- Getting it signed: An NDA requires signatures in order to stand up in court.
Alternatives to Using a Non-Disclosure Agreement
NDA language can be added to your employee handbook in lieu of creating a separate document to protect the confidentiality of your business’s proprietary information. Some examples of where using a shorter or different form may make sense are listed below.
Alternatives to using an NDA include adding similar language to these documents instead:
If you’re looking to ensure that your employees don’t go work for a competitor or start their own business using your ideas after they leave your company, you may want to use a non-compete agreement instead of or in addition to your NDA. Be aware that non-compete agreements aren’t valid in some states such as California.
Rather than using a full-blown NDA, many employers opt to put a few statements in their employee handbook stating for instance that employees are not to share information about the company outside of the company. You can borrow language from our NDA template above to add to your existing employee handbook or create your own using our free employee handbook template.
Some business owners prefer to write an employment contract to protect their interests when hiring W-2 or 1099 workers. They may wish to include a non-disclosure section within that employment contract.
The Bottom Line

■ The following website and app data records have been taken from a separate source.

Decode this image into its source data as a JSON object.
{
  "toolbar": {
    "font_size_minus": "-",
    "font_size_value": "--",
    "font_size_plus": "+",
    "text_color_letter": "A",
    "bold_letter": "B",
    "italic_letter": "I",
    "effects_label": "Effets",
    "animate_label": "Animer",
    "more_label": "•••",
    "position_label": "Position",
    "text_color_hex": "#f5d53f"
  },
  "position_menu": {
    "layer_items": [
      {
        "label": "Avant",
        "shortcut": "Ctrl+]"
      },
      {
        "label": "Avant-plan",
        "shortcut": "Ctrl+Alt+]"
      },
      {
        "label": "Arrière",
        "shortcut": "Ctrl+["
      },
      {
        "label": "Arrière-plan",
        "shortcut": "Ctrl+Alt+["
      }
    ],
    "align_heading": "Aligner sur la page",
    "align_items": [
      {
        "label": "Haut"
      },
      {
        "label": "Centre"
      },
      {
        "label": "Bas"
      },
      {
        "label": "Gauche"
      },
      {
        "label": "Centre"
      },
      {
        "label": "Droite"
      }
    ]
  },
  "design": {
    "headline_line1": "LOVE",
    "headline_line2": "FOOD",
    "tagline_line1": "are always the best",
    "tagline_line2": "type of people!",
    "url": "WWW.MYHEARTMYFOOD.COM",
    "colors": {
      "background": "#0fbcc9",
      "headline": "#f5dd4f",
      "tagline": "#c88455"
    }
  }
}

If your gut tells you that having a non-disclosure (or confidentiality) agreement is important for your business, consult with your attorney. You can use our free template to get you going, but ensure that the template you end up utilizing is right for you. Better to be overly comprehensive than not have key features in your NDA that your business really needs.